2. Define a
research question: This is Chapter 1 of your dissertation.
It is supported by Chapter 2 (the literature review), which provides the background
of the study.
3. Formulate Hypotheses (Restate your research question as a statement, and make a prediction of the outcome). This is also part of Chapter 1.
4. Design the Study: What procedures will you use to collect and analyze data? This is laid out carefully in Chapter 3 of your dissertation.
5. Collect
and Analyze data: This is Chapter 4 of your dissertation. Note:
the analysis conducted in Chapter 4 MUST match the analysis laid out in Chapter 3, so plan the analysis carefully!
Pilot studies are often a good idea so
you can discover design flaws before you conduct the actual analysis.

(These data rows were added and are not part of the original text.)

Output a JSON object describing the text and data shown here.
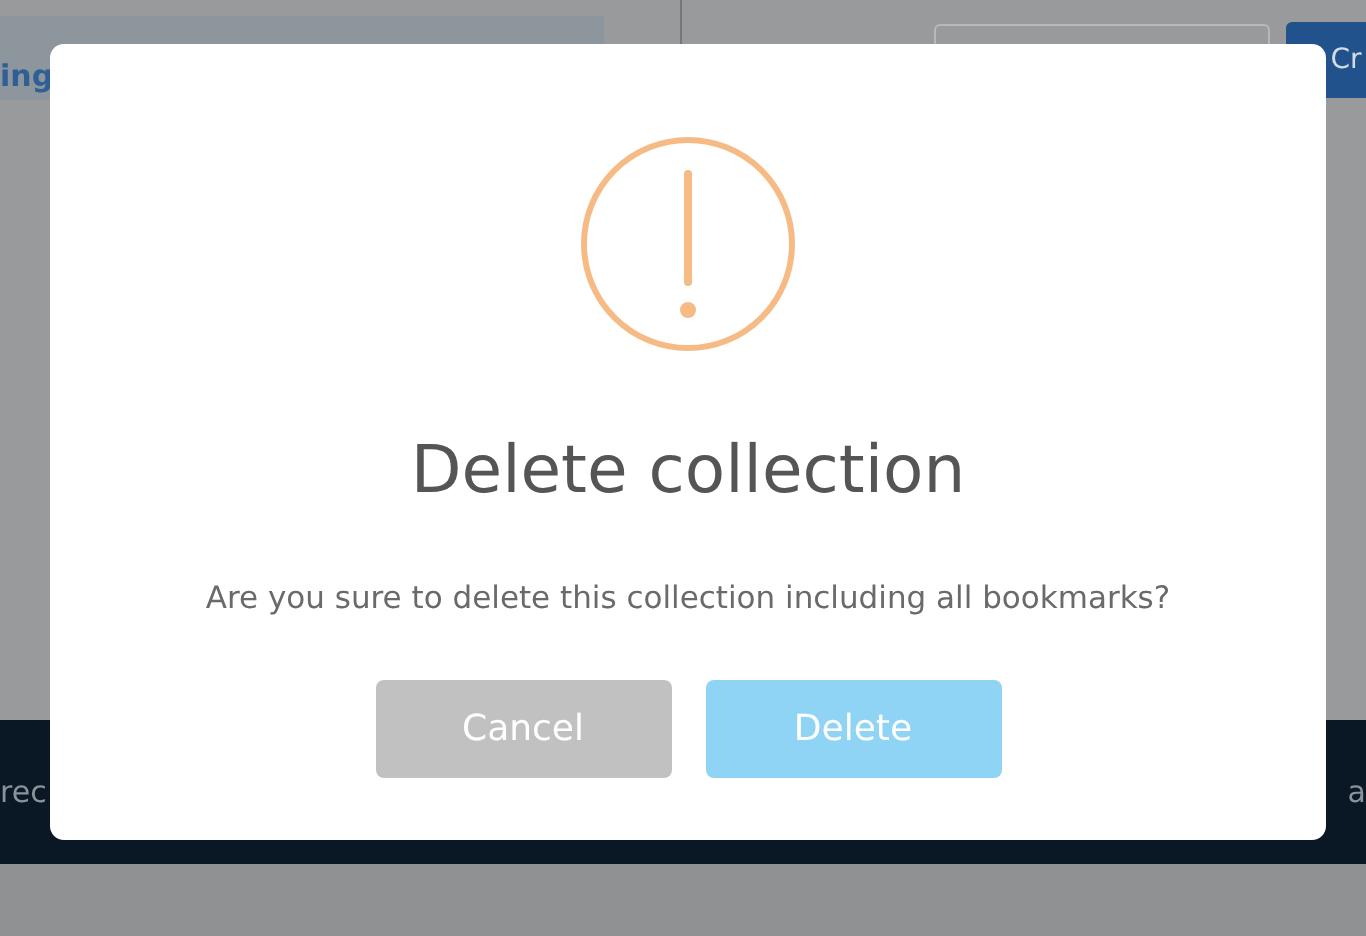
{
  "background": {
    "tab_text": "ing",
    "button_text": "Cr",
    "footer_texts": [
      "rec",
      "a"
    ]
  },
  "dialog": {
    "title": "Delete collection",
    "message": "Are you sure to delete this collection including all bookmarks?",
    "buttons": [
      {
        "label": "Cancel",
        "kind": "cancel"
      },
      {
        "label": "Delete",
        "kind": "confirm"
      }
    ]
  }
}
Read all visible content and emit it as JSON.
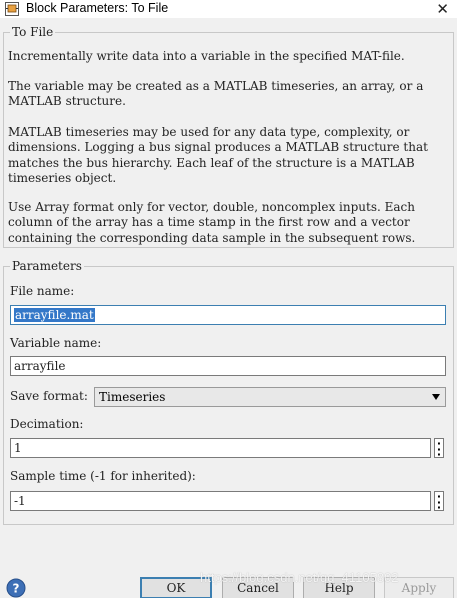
{
  "window": {
    "title": "Block Parameters: To File",
    "close_glyph": "✕",
    "app_icon": "simulink-block-icon"
  },
  "description": {
    "group_label": "To File",
    "paragraphs": [
      "Incrementally write data into a variable in the specified MAT-file.",
      "The variable may be created as a MATLAB timeseries, an array, or a MATLAB structure.",
      "MATLAB timeseries may be used for any data type, complexity, or dimensions. Logging a bus signal produces a MATLAB structure that matches the bus hierarchy. Each leaf of the structure is a MATLAB timeseries object.",
      "Use Array format only for vector, double, noncomplex inputs. Each column of the array has a time stamp in the first row and a vector containing the corresponding data sample in the subsequent rows."
    ]
  },
  "parameters": {
    "group_label": "Parameters",
    "file_name": {
      "label": "File name:",
      "value": "arrayfile.mat"
    },
    "variable_name": {
      "label": "Variable name:",
      "value": "arrayfile"
    },
    "save_format": {
      "label": "Save format:",
      "value": "Timeseries"
    },
    "decimation": {
      "label": "Decimation:",
      "value": "1"
    },
    "sample_time": {
      "label": "Sample time (-1 for inherited):",
      "value": "-1"
    }
  },
  "buttons": {
    "ok": "OK",
    "cancel": "Cancel",
    "help": "Help",
    "apply": "Apply"
  },
  "watermark": "https://blog.csdn.net/qq_41105802",
  "colors": {
    "selection": "#3478c8",
    "focus_border": "#3c7fb1",
    "background": "#f0f0f0"
  }
}
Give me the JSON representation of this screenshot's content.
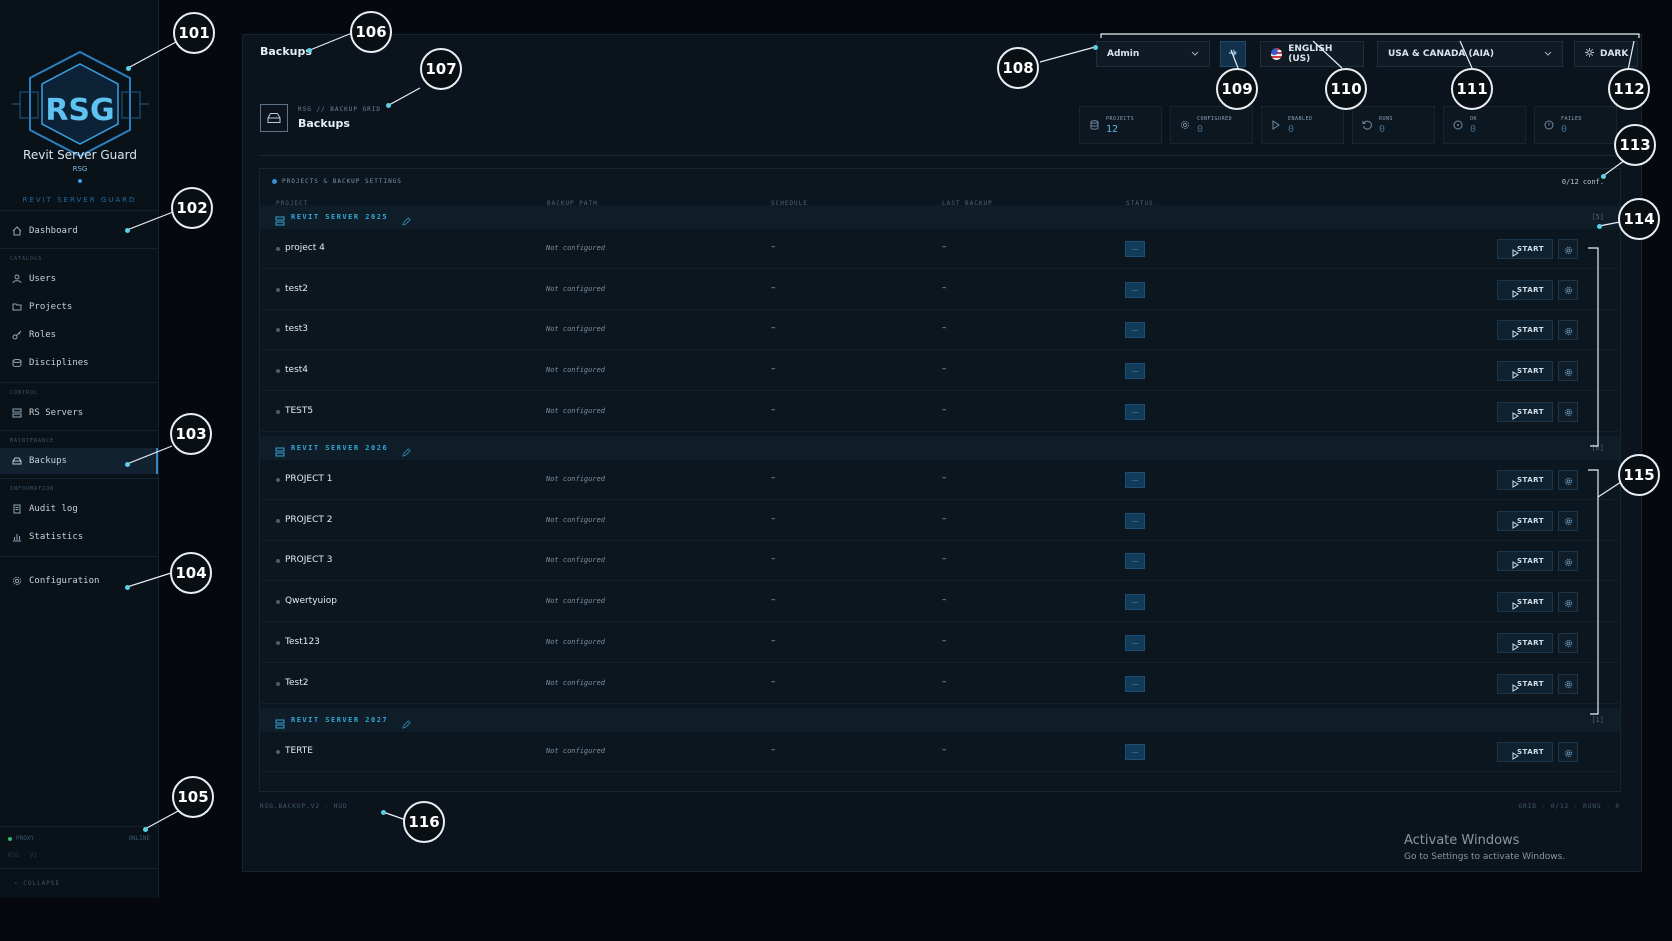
{
  "app": {
    "brand_name": "Revit Server Guard",
    "brand_mark": "RSG",
    "brand_label": "REVIT SERVER GUARD"
  },
  "sidebar": {
    "items": [
      {
        "label": "Dashboard",
        "icon": "home-icon"
      },
      {
        "section": "CATALOGS"
      },
      {
        "label": "Users",
        "icon": "users-icon"
      },
      {
        "label": "Projects",
        "icon": "folder-icon"
      },
      {
        "label": "Roles",
        "icon": "key-icon"
      },
      {
        "label": "Disciplines",
        "icon": "layers-icon"
      },
      {
        "section": "CONTROL"
      },
      {
        "label": "RS Servers",
        "icon": "server-icon"
      },
      {
        "section": "MAINTENANCE"
      },
      {
        "label": "Backups",
        "icon": "backup-icon",
        "active": true
      },
      {
        "section": "INFORMATION"
      },
      {
        "label": "Audit log",
        "icon": "log-icon"
      },
      {
        "label": "Statistics",
        "icon": "chart-icon"
      },
      {
        "label": "Configuration",
        "icon": "gear-icon"
      }
    ],
    "proxy_label": "PROXY",
    "proxy_status": "ONLINE",
    "proxy_sub": "RSG · V2",
    "collapse_label": "COLLAPSE"
  },
  "topbar": {
    "page_title": "Backups",
    "role": "Admin",
    "language": "ENGLISH (US)",
    "region": "USA & CANADA (AIA)",
    "theme": "DARK"
  },
  "header": {
    "breadcrumb": "RSG // BACKUP GRID",
    "title": "Backups"
  },
  "stats": [
    {
      "label": "PROJECTS",
      "value": "12",
      "icon": "database-icon"
    },
    {
      "label": "CONFIGURED",
      "value": "0",
      "icon": "gear-icon"
    },
    {
      "label": "ENABLED",
      "value": "0",
      "icon": "play-icon"
    },
    {
      "label": "RUNS",
      "value": "0",
      "icon": "history-icon"
    },
    {
      "label": "OK",
      "value": "0",
      "icon": "check-circle-icon"
    },
    {
      "label": "FAILED",
      "value": "0",
      "icon": "alert-circle-icon"
    }
  ],
  "grid": {
    "title": "PROJECTS & BACKUP SETTINGS",
    "conf_count": "0/12 conf.",
    "columns": [
      "PROJECT",
      "BACKUP PATH",
      "SCHEDULE",
      "LAST BACKUP",
      "STATUS"
    ],
    "start_label": "START",
    "groups": [
      {
        "name": "REVIT SERVER 2025",
        "count": "[5]",
        "rows": [
          {
            "project": "project 4",
            "path": "Not configured",
            "schedule": "–",
            "last": "–",
            "status": "—"
          },
          {
            "project": "test2",
            "path": "Not configured",
            "schedule": "–",
            "last": "–",
            "status": "—"
          },
          {
            "project": "test3",
            "path": "Not configured",
            "schedule": "–",
            "last": "–",
            "status": "—"
          },
          {
            "project": "test4",
            "path": "Not configured",
            "schedule": "–",
            "last": "–",
            "status": "—"
          },
          {
            "project": "TEST5",
            "path": "Not configured",
            "schedule": "–",
            "last": "–",
            "status": "—"
          }
        ]
      },
      {
        "name": "REVIT SERVER 2026",
        "count": "[6]",
        "rows": [
          {
            "project": "PROJECT 1",
            "path": "Not configured",
            "schedule": "–",
            "last": "–",
            "status": "—"
          },
          {
            "project": "PROJECT 2",
            "path": "Not configured",
            "schedule": "–",
            "last": "–",
            "status": "—"
          },
          {
            "project": "PROJECT 3",
            "path": "Not configured",
            "schedule": "–",
            "last": "–",
            "status": "—"
          },
          {
            "project": "Qwertyuiop",
            "path": "Not configured",
            "schedule": "–",
            "last": "–",
            "status": "—"
          },
          {
            "project": "Test123",
            "path": "Not configured",
            "schedule": "–",
            "last": "–",
            "status": "—"
          },
          {
            "project": "Test2",
            "path": "Not configured",
            "schedule": "–",
            "last": "–",
            "status": "—"
          }
        ]
      },
      {
        "name": "REVIT SERVER 2027",
        "count": "[1]",
        "rows": [
          {
            "project": "TERTE",
            "path": "Not configured",
            "schedule": "–",
            "last": "–",
            "status": "—"
          }
        ]
      }
    ]
  },
  "footer": {
    "left": "RSG.BACKUP.V2 · HUD",
    "right": "GRID · 0/12 · RUNS · 0"
  },
  "watermark": {
    "title": "Activate Windows",
    "subtitle": "Go to Settings to activate Windows."
  },
  "callouts": [
    "101",
    "102",
    "103",
    "104",
    "105",
    "106",
    "107",
    "108",
    "109",
    "110",
    "111",
    "112",
    "113",
    "114",
    "115",
    "116"
  ],
  "colors": {
    "accent": "#35a8d8",
    "status_box": "#123a59",
    "background": "#05090d"
  }
}
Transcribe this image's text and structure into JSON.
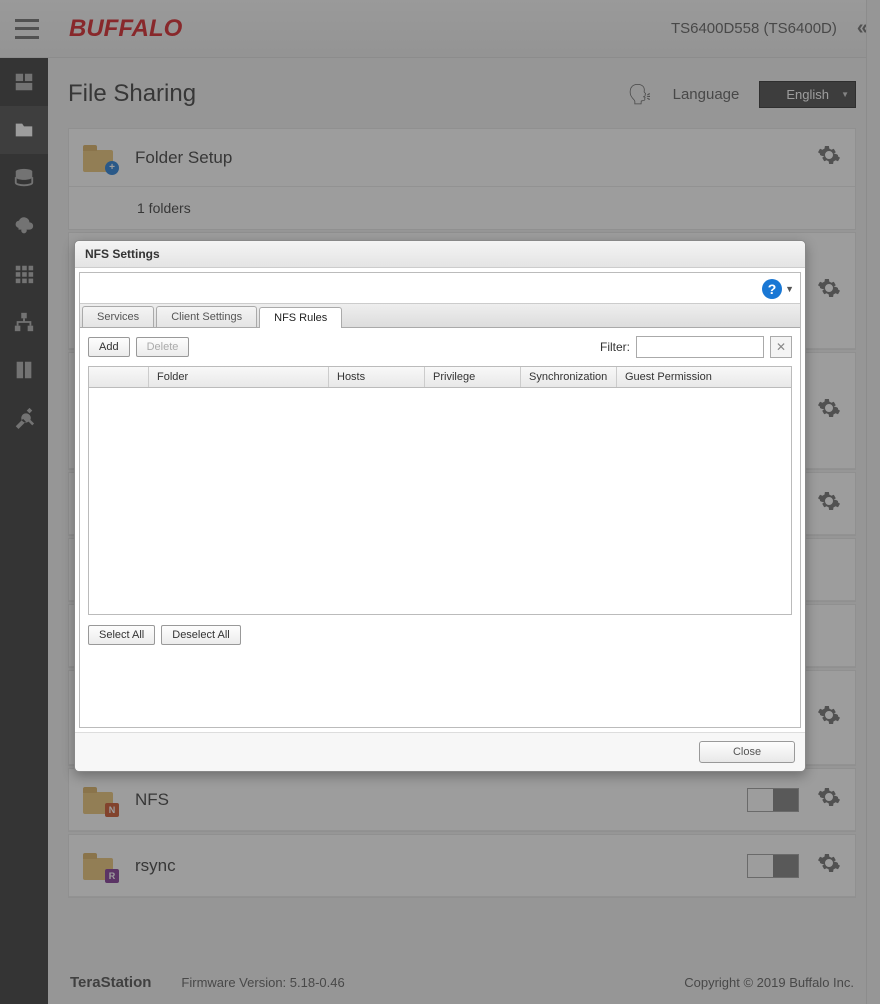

6. Draw conclusions: What have you learned from the study? This is Chapter 5 of your dissertation.
There
are, broadly speaking, two types of quantitative statistics:
1. Descriptive Statistics
describe a single set of numbers or data; that is, descriptive statistics summarize
the numbers and depict patterns formed by those numbers.
2. Inferential Statistics
examine the relationship between two or more variables. Inferential statistics
are used to analyze relationships between variables and answer the
researcher's questions.
Inferential statistics are used to test hypotheses.
1.
Descriptive
(e.g., What is the mean grade point average of students in this school?)
Describe/Summarize a Set of Data
Sample Descriptive Quantitative Research Questions:
1.
What percentage of participants
falls in each category?
(Present frequency tables)
2.
What percentage of participants
received each score for [name variable]?
(Present frequency tables)
3.
What is the distribution of
[name variable]?
(Present histograms, bar charts, or other graphic illustrations)
Draw inferences
Sample Inferential Quantitative Research Questions:
1.
Is
there a significant relationship between [variable 1] and [variable 2]?
(Pearson Product Moment Correlation Coefficient or Spearman Rank Correlation)
2.
Is there a significant difference
between [variable 1] and [variable 2]?
(t-test or analysis of variance)